New lab test market could open up if research findings lead to a useful clinical laboratory test that predicts prostate cancer recurrence
Over the past decade, clinical laboratory tests that can predict the occurrence or recurrence of breast cancer have opened up a profitable market for the companies that developed these technologies. Now, new research may become the basis of a useful medical laboratory test that could be predictive of prostate cancer relapse.
Of course, pathologists know that several years of further development and regulatory approvals will be needed before this research produces a lab test for clinical use that can reliably predict the recurrence of prostate cancer. What makes this development exciting is that there is a huge and untapped demand to help men with prostate cancer and their physicians make informed decisions about treatment options and long-term prognosis. (more…)
Clinical laboratory managers and pathologists have an opportunity to expand the presence of laboratory medicine
IBM (NYSE: IBM) recently issued a press release announcing its new Watson Healthcare Advisory Board (WHAB). The board is comprised of healthcare leaders with a broad range of research, medical and business expertise. Unfortunately, that expertise does not include pathology or specialists in laboratory medicine.
“Watson represents a technology breakthrough that can help physicians improve patient outcomes,” said Herbert Chase, M.D., Professor of Clinical Medicine (in Biomedical Informatics) at Columbia University, in a recent IBM press release. “As IBM focuses its efforts on key areas including oncology, cardiology and other chronic diseases, the advisory board will be integral to helping align the business strategy to the specific needs of the industry.”
Dark Daily recently caught up with Michael J. Becich, M.D., Ph.D. from the University of Pittsburgh School of Medicine. He is the Course Director of the upcoming APIII conference on anatomic pathology informatics and imaging support for translational medicine and an international expert on the digitization of anatomic pathology.
We queried Dr. Becich about his views on the three most important new developments in pathology informatics. Because he is on cutting edge of new technologies and applications, his insights can cue pathologists about what is likely to change in the way anatomic pathology groups capture information and report it to referring clinicians.
Number one on Becich’s list is the continued deployment of synoptic reporting. Synoptic reports are structured, textual reports with coding and standards built in. Laboratory Information System (LIS) vendors continue to push this feature and it is enabling laboratorians to data mine from pathology reports. This development is important because, “For years, pathologists dictated reports as large blocks of text and valuable information was locked inside those reports,” observed Becich. “Now, with synoptic reports, that valuable information is directly accessible.”
Next on Becich’s major list of trends is the continuing development of whole slide digital imaging. Radiology has been converting to digital picture archiving systems (or PACS) for some time. Now, pathology is moving down the same road, with glass slides being converted to digital files. This development is important because “pathologists frequently must transport slides around to numerous locations and it is often difficult to share a glass slide with others. Digital slides provide a cost-effective way to easily and instantaneously share slides and improve patient safety,” said Becich. He also pointed out that digital slides offer the opportunity for pathologists to work from a totally-digital and analytical desktop. One major benefit is that it makes it easier for pathologists to more widely distribute information to patients and stakeholders who want it.

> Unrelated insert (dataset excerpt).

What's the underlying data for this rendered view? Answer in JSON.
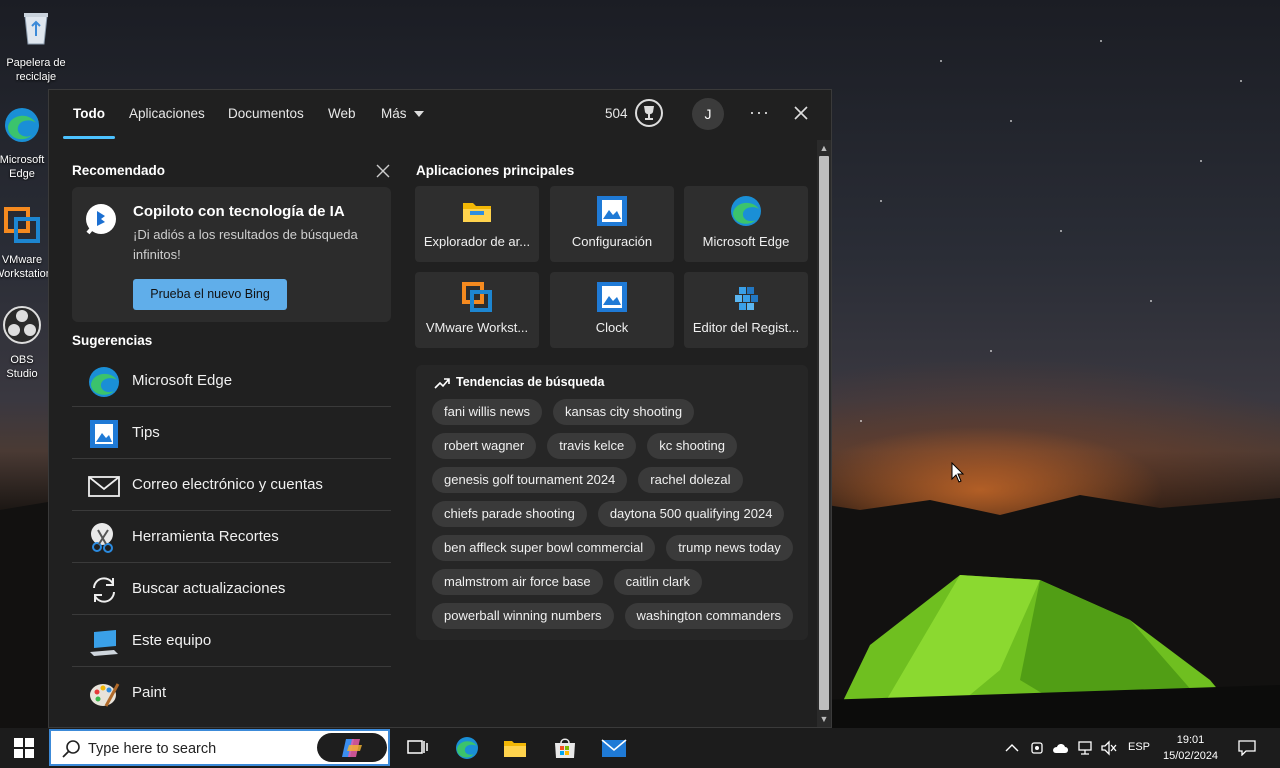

The third development on Becich’s radar screen is quantitative image analysis. Pathologists now have computer algorithms that assist them in the interpretation of images. This is particularly important for immunohistochemistry. Billing codes are now available that pathologists can bill for (if they choose to) use these computer-assisted devices. “This trend is important, said Becich, “These computer algorithms enable a pathologist’s digital desktop to provide high-volume, high-throughput quantitative analysis. In the era of personalized medicine, the qualitative evaluation (1+, 2+, 3+ method) is not sufficient for the interpretation of immunohistochemistry.”
Laboratorians interested in learning more about these trends should attend the APIII conference. It will take place on September 9-12, 2007 in Pittsburgh, Pennsylvania at the Marriott City Center Hotel.